Copy out each line of the material that includes the word "JSON".

* **Material to process**
#####

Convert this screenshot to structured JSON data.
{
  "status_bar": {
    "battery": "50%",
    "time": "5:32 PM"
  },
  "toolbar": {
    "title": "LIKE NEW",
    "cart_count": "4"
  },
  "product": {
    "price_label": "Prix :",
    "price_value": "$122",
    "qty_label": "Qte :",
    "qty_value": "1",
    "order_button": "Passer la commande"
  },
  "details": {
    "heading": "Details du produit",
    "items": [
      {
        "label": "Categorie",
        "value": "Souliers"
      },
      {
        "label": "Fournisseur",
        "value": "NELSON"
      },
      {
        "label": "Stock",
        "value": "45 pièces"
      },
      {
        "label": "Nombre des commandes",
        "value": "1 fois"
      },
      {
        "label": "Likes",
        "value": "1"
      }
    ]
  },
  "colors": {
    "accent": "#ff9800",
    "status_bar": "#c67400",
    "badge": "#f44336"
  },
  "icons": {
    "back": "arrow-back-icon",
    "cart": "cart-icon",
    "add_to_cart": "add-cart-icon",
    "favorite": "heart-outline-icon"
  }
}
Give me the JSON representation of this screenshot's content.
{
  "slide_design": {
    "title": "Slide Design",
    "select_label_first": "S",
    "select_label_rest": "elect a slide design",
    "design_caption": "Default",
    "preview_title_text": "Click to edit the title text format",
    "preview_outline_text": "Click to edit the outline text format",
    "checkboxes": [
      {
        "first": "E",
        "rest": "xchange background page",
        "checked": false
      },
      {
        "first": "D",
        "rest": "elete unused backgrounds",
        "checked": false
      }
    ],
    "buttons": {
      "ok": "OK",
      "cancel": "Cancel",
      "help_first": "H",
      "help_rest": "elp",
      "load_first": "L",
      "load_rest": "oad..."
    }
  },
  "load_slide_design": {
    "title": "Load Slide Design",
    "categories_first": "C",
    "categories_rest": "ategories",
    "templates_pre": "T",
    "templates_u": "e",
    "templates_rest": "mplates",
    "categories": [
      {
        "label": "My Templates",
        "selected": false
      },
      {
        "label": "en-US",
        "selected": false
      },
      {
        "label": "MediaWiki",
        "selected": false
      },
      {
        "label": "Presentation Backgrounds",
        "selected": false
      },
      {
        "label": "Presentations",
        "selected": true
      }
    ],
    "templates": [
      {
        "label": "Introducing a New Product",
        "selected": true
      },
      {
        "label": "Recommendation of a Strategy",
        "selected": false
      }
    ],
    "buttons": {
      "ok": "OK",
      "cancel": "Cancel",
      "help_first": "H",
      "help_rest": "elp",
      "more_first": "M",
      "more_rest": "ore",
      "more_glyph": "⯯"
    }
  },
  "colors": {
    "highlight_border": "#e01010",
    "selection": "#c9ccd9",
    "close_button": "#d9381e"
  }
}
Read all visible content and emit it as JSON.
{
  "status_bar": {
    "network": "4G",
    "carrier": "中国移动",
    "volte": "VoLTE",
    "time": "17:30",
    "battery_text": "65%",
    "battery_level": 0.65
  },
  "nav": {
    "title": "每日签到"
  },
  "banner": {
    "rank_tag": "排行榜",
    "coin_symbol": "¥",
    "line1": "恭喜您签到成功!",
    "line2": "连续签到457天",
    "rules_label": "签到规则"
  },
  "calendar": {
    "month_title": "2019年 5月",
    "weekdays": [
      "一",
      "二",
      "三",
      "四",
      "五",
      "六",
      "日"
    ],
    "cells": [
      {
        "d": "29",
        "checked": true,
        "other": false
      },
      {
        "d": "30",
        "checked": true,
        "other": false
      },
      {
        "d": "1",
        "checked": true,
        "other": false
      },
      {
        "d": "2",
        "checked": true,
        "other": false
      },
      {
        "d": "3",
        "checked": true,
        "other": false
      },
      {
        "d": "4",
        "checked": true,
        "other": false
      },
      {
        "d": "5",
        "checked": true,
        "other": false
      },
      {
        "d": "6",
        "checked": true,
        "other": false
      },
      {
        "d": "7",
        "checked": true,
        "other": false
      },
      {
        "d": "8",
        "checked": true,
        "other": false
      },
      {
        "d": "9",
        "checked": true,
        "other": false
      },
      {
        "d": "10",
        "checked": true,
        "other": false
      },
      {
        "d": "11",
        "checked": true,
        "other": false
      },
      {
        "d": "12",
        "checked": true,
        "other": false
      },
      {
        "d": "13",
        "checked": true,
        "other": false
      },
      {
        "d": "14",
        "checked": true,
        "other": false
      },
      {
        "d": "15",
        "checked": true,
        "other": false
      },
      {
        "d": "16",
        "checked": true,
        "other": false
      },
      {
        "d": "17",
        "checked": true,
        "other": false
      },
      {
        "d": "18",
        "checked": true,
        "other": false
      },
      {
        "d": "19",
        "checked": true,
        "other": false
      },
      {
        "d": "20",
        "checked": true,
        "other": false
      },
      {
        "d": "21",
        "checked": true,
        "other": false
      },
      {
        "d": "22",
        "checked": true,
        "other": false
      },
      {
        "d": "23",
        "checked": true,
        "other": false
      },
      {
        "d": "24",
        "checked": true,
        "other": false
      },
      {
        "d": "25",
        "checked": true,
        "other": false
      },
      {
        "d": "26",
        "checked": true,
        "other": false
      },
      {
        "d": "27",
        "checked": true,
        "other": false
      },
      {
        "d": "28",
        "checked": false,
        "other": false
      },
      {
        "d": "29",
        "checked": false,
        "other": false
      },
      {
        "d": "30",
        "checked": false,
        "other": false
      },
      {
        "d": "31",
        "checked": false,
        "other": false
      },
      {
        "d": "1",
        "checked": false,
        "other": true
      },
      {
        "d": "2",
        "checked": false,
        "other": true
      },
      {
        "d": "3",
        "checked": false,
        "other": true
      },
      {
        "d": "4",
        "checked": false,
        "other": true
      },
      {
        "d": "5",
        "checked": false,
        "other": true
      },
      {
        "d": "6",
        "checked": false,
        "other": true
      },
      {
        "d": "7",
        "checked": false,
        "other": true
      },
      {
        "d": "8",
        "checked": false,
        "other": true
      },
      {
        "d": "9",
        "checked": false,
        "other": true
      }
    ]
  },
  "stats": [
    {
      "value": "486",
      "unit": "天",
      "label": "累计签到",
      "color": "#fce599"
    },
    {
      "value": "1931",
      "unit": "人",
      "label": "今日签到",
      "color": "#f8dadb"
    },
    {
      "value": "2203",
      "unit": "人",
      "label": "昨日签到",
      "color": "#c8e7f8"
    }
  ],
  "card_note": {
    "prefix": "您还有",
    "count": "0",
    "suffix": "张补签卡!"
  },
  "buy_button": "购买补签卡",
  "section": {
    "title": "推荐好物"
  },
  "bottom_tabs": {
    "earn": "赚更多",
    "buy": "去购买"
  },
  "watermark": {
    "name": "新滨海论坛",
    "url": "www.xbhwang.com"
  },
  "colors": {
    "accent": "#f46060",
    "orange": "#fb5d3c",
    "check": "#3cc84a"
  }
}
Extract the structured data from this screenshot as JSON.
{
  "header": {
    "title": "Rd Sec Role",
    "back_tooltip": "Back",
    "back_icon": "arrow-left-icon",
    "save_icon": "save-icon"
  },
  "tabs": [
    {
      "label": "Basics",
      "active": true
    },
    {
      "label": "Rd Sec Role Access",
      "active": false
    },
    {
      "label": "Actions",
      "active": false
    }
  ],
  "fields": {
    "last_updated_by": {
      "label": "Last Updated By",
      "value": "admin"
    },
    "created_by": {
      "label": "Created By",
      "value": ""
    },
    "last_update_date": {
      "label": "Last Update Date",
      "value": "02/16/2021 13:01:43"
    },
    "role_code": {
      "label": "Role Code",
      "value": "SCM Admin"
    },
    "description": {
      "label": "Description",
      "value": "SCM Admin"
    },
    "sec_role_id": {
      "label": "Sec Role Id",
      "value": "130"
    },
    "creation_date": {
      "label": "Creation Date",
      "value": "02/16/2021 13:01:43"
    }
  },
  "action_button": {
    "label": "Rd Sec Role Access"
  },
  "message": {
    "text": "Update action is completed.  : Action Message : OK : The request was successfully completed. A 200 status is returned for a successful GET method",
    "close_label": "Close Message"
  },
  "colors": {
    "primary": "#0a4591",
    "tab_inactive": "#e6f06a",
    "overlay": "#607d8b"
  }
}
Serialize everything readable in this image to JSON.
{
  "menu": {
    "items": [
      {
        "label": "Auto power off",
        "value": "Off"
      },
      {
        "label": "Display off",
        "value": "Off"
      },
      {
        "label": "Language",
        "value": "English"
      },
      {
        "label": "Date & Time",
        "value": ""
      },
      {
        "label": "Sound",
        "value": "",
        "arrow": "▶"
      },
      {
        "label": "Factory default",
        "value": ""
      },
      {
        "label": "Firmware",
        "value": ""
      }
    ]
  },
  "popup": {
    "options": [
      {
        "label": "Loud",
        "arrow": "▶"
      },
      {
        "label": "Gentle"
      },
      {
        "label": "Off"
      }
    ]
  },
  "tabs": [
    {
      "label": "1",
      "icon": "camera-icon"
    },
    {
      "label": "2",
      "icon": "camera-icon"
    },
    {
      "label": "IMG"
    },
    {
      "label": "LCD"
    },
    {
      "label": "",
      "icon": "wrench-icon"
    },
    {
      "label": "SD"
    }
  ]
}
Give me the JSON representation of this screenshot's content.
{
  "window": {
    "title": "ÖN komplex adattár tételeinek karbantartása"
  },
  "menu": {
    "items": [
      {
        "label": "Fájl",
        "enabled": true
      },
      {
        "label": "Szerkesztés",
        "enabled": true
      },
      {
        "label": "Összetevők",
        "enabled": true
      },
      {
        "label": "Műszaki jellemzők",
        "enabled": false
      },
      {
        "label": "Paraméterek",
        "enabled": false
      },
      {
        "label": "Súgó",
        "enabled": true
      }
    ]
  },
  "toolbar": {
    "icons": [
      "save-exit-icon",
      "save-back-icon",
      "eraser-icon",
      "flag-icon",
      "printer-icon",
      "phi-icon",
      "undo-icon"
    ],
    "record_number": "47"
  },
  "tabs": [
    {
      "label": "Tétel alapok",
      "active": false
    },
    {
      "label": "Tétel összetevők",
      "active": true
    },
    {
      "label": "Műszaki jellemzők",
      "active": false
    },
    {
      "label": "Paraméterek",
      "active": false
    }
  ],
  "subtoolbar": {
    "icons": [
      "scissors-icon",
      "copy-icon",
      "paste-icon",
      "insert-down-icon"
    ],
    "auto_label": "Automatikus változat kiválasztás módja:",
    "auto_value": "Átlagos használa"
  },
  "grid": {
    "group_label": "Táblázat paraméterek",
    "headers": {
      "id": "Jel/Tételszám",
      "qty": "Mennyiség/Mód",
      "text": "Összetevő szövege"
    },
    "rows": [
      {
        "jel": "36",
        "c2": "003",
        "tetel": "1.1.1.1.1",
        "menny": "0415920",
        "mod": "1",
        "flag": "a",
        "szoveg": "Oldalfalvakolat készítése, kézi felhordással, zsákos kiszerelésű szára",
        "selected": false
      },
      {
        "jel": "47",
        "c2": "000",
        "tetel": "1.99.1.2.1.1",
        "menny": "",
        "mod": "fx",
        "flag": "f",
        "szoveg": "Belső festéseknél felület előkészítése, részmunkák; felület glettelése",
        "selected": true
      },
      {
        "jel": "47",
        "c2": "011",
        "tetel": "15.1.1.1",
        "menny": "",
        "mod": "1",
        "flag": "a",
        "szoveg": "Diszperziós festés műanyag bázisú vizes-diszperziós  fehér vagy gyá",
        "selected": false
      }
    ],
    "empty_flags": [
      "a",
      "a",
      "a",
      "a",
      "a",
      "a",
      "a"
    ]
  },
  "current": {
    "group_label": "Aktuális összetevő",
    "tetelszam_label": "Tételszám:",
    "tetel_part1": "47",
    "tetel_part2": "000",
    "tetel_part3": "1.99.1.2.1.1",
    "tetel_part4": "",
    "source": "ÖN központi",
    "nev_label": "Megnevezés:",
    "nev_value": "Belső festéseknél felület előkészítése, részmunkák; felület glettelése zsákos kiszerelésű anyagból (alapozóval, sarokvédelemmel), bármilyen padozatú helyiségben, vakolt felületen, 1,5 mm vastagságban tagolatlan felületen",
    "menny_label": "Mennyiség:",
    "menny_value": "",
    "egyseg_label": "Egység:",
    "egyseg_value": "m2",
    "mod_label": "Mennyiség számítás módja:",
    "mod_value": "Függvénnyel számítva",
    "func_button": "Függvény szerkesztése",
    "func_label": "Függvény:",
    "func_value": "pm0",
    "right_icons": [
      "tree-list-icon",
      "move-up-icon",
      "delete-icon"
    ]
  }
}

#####

* **Expected answer**
Convert this screenshot to structured JSON data.
Give me the JSON representation of this screenshot's content.
Read all visible content and emit it as JSON.
Extract the structured data from this screenshot as JSON.
Serialize everything readable in this image to JSON.
Give me the JSON representation of this screenshot's content.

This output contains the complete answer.